Myth 4: You shouldn't exercise when you're tired...
On the opposite. After a poor night's sleep, it's good to try to move as much as possible to catch sleep the next night quickly and to keep the dreams as nourishing as possible. It is not worth aiming for the peak performance. Getting started is a victory.
When little exhausted, it is good to have light exercise where the risk of injury is quite small. Instead of performing a complex gym program, you can go for a walk or bicycle ride.
Outdoor variation in the exterior refreshes and the length of the route and the power of exercise are easily adjusted according to the duration. Yoga, pilates and stretching are also good choices.
Myth 5: Heavy workout is the best stress relief
For most, no. If you push yourself after a grinding day at work and force yourself to go to a gym, the stress increases rather than disappears.
Physical activity is known to be a stress factor of its own. It further increases stress hormone levels and keeps the heart rate high.
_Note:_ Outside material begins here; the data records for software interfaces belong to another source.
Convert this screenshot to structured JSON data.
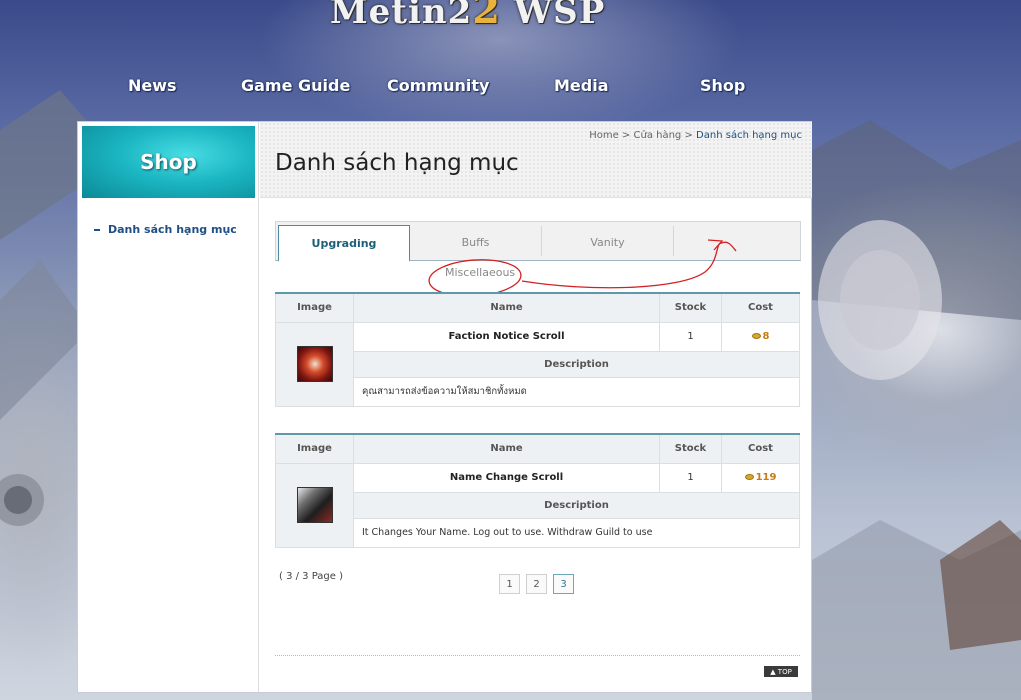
{
  "site": {
    "logo_text": "Metin2",
    "logo_number": "2",
    "logo_suffix": "WSP"
  },
  "nav": [
    {
      "label": "News"
    },
    {
      "label": "Game Guide"
    },
    {
      "label": "Community"
    },
    {
      "label": "Media"
    },
    {
      "label": "Shop"
    }
  ],
  "sidebar": {
    "banner": "Shop",
    "link": "Danh sách hạng mục"
  },
  "header": {
    "breadcrumb": {
      "home": "Home",
      "sep1": ">",
      "shop": "Cửa hàng",
      "sep2": ">",
      "current": "Danh sách hạng mục"
    },
    "title": "Danh sách hạng mục"
  },
  "tabs": [
    {
      "label": "Upgrading",
      "active": true
    },
    {
      "label": "Buffs",
      "active": false
    },
    {
      "label": "Vanity",
      "active": false
    },
    {
      "label": "Miscellaeous",
      "active": false
    }
  ],
  "table_headers": {
    "image": "Image",
    "name": "Name",
    "stock": "Stock",
    "cost": "Cost",
    "description": "Description"
  },
  "items": [
    {
      "name": "Faction Notice Scroll",
      "stock": "1",
      "cost": "8",
      "description": "คุณสามารถส่งข้อความให้สมาชิกทั้งหมด",
      "icon": "faction-scroll-icon"
    },
    {
      "name": "Name Change Scroll",
      "stock": "1",
      "cost": "119",
      "description": "It Changes Your Name. Log out to use. Withdraw Guild to use",
      "icon": "name-change-scroll-icon"
    }
  ],
  "pagination": {
    "info": "( 3 / 3 Page )",
    "pages": [
      "1",
      "2",
      "3"
    ],
    "current": "3"
  },
  "top_button": "▲ TOP",
  "colors": {
    "accent": "#1d5f78",
    "annotation": "#d42020",
    "cost": "#c97a12"
  }
}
Even if you get sleep, sleep does not always rejuvenate and restore, resulting in a fatigue cycle.
Pleasant exercise, such as walking, mini golf, cycling or snorkeling, is ideal for stressful days. Any kind of enjoyment that suits, calms the mind and the dream becomes better.
Myth 6: Walking to a good night's sleep
Oh yes. Whatever calm, comfortable exercise in the evening is good for sleep.
A light exercise can be scheduled very close to the desired sleep time.
The idea of a light evening exercise is to get blood circulating and the body warm. On moving the body and brain temperature will rise, but will soon begin to decline after the exercise. This step of lowering the temperature is best for sleeping, as at that point fatigue begins and then sleep comes.